If, like a majority of web users in survey after survey, you have concerns about having your online activity tracked by advertisers, then you’ve turned on the “do not track” (DNT) feature of your browser, right?
Never heard of it? Then you’re like a majority of web users, unaware that it even exists. One 2012 study by University of California, Berkeley researchers revealed 87 per cent of their survey group on the issue, didn’t know what it was.
But many more do now, after Facebook controversially announced on its corporate blog in mid-June, that it intended to start tracking what its users do when they are on third-party sites – for example, when someone clicks on a link and heads to another website, or when someone clicks the Facebook "like" button embedded on another website.
Like Yahoo and Google before it, the social media giant said that, in doing so, it would explicitly ignore DNT (Do Not Track) requests.
The day after the blog post, the Digital Advertising Alliance (DAA), a big industry trade coalition, asked the standards body the World Wide Web Consortium (W3C) to drop efforts to create a technical standard for DNT. Several years of haggling and lobbying have so far failed to produce a clear definition of what "tracking" is.
"Policymakers, regulators, advocates and industry representatives have grappled with these types of policy issues for decades and continue to deliberate on these matters," DAA executive director Lou Mastria wrote in an open letter to the W3C.
And therein lies the difficulty.

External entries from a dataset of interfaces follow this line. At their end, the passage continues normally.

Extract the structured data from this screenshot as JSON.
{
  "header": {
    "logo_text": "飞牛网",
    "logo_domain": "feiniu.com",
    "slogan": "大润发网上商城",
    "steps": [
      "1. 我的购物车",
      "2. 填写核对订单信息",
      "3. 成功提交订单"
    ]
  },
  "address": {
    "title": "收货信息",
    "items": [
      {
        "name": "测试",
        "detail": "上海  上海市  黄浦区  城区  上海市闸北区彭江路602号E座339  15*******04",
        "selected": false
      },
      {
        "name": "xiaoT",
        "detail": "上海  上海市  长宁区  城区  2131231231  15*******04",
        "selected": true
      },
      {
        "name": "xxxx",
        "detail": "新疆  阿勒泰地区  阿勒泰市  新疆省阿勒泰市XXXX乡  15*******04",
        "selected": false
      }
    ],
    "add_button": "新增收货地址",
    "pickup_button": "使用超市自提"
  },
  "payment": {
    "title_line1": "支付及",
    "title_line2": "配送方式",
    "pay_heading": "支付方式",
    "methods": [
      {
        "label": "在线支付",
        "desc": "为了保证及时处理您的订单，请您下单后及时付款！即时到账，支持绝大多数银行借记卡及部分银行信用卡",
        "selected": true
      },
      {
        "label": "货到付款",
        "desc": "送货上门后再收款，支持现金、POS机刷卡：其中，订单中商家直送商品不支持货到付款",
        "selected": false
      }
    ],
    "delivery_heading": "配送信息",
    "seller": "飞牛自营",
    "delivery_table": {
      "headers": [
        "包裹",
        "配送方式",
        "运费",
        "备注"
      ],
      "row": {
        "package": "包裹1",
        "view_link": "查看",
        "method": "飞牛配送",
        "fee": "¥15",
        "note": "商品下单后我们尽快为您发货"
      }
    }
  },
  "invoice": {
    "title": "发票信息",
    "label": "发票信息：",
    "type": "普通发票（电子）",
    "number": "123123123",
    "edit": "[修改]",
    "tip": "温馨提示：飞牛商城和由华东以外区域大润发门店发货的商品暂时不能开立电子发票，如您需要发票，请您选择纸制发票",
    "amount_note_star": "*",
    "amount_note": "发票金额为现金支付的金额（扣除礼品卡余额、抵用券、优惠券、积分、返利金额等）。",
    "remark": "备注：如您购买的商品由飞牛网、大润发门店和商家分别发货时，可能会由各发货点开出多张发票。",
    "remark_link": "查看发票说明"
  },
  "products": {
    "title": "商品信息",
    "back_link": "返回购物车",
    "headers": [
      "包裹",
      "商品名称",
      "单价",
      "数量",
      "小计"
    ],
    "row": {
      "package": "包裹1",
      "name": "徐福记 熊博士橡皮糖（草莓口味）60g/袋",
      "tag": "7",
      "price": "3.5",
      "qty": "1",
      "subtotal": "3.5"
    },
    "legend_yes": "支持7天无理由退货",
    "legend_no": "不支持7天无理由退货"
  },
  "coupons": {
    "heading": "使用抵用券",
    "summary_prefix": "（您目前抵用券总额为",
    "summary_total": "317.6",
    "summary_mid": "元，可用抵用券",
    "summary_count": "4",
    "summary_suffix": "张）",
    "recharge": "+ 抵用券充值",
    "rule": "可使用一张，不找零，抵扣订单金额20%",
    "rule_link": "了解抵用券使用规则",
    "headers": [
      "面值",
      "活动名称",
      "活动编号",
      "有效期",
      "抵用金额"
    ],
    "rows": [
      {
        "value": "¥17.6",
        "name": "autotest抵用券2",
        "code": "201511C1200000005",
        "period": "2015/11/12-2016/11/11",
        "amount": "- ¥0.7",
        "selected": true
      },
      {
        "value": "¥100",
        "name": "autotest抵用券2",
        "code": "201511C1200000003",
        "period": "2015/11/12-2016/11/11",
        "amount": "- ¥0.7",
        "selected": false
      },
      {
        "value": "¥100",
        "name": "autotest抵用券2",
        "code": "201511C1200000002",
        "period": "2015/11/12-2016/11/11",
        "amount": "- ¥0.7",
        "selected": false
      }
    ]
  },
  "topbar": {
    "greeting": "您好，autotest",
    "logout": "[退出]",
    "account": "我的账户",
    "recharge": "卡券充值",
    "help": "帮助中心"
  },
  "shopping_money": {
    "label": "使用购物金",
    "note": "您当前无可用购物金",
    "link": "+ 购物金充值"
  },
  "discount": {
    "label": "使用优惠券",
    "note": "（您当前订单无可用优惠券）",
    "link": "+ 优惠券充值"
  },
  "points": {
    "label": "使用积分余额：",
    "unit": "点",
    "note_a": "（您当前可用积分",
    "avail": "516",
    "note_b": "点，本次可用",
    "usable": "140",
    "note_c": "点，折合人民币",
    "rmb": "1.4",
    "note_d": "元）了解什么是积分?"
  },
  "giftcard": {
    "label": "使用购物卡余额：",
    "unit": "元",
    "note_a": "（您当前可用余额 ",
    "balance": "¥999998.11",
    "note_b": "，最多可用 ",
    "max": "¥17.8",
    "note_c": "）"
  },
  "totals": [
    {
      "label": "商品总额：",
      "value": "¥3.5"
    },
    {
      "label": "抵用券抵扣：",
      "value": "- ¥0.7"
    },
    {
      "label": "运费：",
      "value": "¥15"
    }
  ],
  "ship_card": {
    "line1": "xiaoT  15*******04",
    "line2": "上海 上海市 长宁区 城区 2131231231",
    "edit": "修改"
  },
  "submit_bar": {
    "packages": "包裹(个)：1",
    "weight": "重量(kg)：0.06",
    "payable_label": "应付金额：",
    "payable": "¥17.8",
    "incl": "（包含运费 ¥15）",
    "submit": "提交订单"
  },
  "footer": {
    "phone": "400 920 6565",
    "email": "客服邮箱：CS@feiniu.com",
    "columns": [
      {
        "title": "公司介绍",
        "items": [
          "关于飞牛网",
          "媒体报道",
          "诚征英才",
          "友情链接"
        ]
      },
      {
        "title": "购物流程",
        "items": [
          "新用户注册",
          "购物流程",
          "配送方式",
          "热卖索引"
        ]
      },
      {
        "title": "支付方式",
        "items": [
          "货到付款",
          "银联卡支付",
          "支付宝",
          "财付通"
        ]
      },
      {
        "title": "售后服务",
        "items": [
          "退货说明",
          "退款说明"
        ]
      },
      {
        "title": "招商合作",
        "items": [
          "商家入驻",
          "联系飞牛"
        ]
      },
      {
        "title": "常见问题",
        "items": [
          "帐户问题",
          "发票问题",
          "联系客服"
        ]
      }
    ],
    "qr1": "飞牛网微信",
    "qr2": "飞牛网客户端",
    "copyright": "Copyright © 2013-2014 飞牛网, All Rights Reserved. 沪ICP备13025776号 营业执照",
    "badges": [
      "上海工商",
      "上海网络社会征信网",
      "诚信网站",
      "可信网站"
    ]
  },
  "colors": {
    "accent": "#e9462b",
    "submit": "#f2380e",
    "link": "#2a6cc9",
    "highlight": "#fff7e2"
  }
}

"The problem is, the industry standards bodies haven't agreed on a definition. And in the absence of a single defining standard, [advertising groups and businesses] will keep gathering user data. But the reason there's no single definitive standard is that they keep lobbying against it," says Daragh O Brien, a director at information and data governance consultancy Castlebridge Associates.
With no apparent sense of irony, Mastria supported his argument by referencing exasperated comments by two privacy advocates involved in the W3C working group on the issue. Both made it clear they felt it was impossible to reach consensus because of the opposition of trade groups like the DAA.
Ultan O’Carroll, assistant commissioner in Ireland’s Data Protection Commissioner’s Office, says the view of the office and the EU-wide Article 29 group – a coalition of data protection commissioners – is that the default in the absence of a standard should be to not collect data without explicit consent, and respect DNT when activated.
Most users of current versions of Internet Explorer are probably already using DNT, because Microsoft made it the defaultsetting in IE10, an interesting move by the company to compete on privacy, says O Brien.
O’Carroll says the Article 29 group, which is part of the W3C negotiations, sees DNT – once standardised – “as having great potential for giving explicit consent”.
“The advantage is, users can control it from their own desktop or device, without having to use a third party [browser] add-on. It has great advantages.”
Privacy advocates argue that DNT would thus make privacy regulations easier to comply with for advertisers. But first, a standard must be agreed, then policies hammered out around the standard.
Technically, the way in which many companies currently undertake third-party tracking may fall foul of existing EU opt-in privacy standards for web cookies – data placed on a user’s computer that enables some services to be activated, and activities to be tracked, argues O Brien.
Many advertisers believe the cookie rule applies only to the use of text-based cookies, but O Brien and O’Carroll both note that it actually refers to any data placed on a computer which then sends a call back to a server.
Third-party tracking often utilises a tracking pixel, rater than a text file, on the user’s computer, which then calls down advertisements or other data from a server.
However, because there’s no legal requirement to observe an internet user’s DNT settings, and no formal agreement on what DNT means, people can only block third-party tracking – which takes place on many websites and social media sites – by using add-ons like the Electronic Frontier Foundation’s Privacy Badger, or going through a clumsy process of opting out on the web pages of the organisations that do the tracking.
O’Brien reminds web users that if they are using sites that offer free services – even those, like Twitter, which currently promise not to use third party tracking – advertisements, tailored according to information from the site’s users, are what generate income for the site.
“The customer is still the product being sold.”
Facebook, which until now had a policy of not doing third-party tracking, has said it will refer those people who wish to opt out of being tracked to the relevant websites of the tracking companies.
But this is unlikely to be an acceptable solution in Europe, which has tougher data protection laws that the US. The issue is likely to land, as have other Facebook privacy concerns, on the desk of the Irish Office of the Data Protection Commission. Facebook has already come under two high-profile privacy audits here, because its European headquarters is in Dublin.
Facebook has not yet rolled out third-party tracking to European users, says O’Carroll, something he doesn’t expect will happen until the end of the year, on a phased basis. And the way in which it is being done for US users will not be acceptable in the EU, he states.
“We’re looking for a lot more information from them, and are expecting quite a high bar to be maintained,” he says. “They have a lot of power and audience, and we expect them to have very clear information and tell users what they’re doing,” and offer opt-in, rather than opt-out, controls.
“We’re going to watch it carefully.”